[Collection entries]
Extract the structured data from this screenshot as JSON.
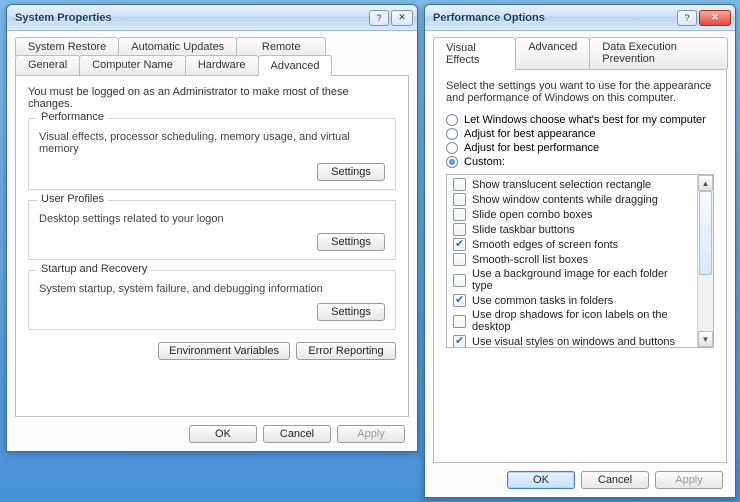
{
  "system_properties": {
    "title": "System Properties",
    "tabs_row1": [
      "System Restore",
      "Automatic Updates",
      "Remote"
    ],
    "tabs_row2": [
      "General",
      "Computer Name",
      "Hardware",
      "Advanced"
    ],
    "active_tab": "Advanced",
    "admin_hint": "You must be logged on as an Administrator to make most of these changes.",
    "groups": {
      "performance": {
        "title": "Performance",
        "desc": "Visual effects, processor scheduling, memory usage, and virtual memory",
        "settings_btn": "Settings"
      },
      "user_profiles": {
        "title": "User Profiles",
        "desc": "Desktop settings related to your logon",
        "settings_btn": "Settings"
      },
      "startup": {
        "title": "Startup and Recovery",
        "desc": "System startup, system failure, and debugging information",
        "settings_btn": "Settings"
      }
    },
    "env_vars_btn": "Environment Variables",
    "error_report_btn": "Error Reporting",
    "ok_btn": "OK",
    "cancel_btn": "Cancel",
    "apply_btn": "Apply"
  },
  "performance_options": {
    "title": "Performance Options",
    "tabs": [
      "Visual Effects",
      "Advanced",
      "Data Execution Prevention"
    ],
    "active_tab": "Visual Effects",
    "intro": "Select the settings you want to use for the appearance and performance of Windows on this computer.",
    "radios": [
      {
        "label": "Let Windows choose what's best for my computer",
        "checked": false
      },
      {
        "label": "Adjust for best appearance",
        "checked": false
      },
      {
        "label": "Adjust for best performance",
        "checked": false
      },
      {
        "label": "Custom:",
        "checked": true
      }
    ],
    "checks": [
      {
        "label": "Show translucent selection rectangle",
        "checked": false
      },
      {
        "label": "Show window contents while dragging",
        "checked": false
      },
      {
        "label": "Slide open combo boxes",
        "checked": false
      },
      {
        "label": "Slide taskbar buttons",
        "checked": false
      },
      {
        "label": "Smooth edges of screen fonts",
        "checked": true
      },
      {
        "label": "Smooth-scroll list boxes",
        "checked": false
      },
      {
        "label": "Use a background image for each folder type",
        "checked": false
      },
      {
        "label": "Use common tasks in folders",
        "checked": true
      },
      {
        "label": "Use drop shadows for icon labels on the desktop",
        "checked": false
      },
      {
        "label": "Use visual styles on windows and buttons",
        "checked": true
      }
    ],
    "ok_btn": "OK",
    "cancel_btn": "Cancel",
    "apply_btn": "Apply"
  }
}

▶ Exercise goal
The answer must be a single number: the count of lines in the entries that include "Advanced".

▶ Result of the task
3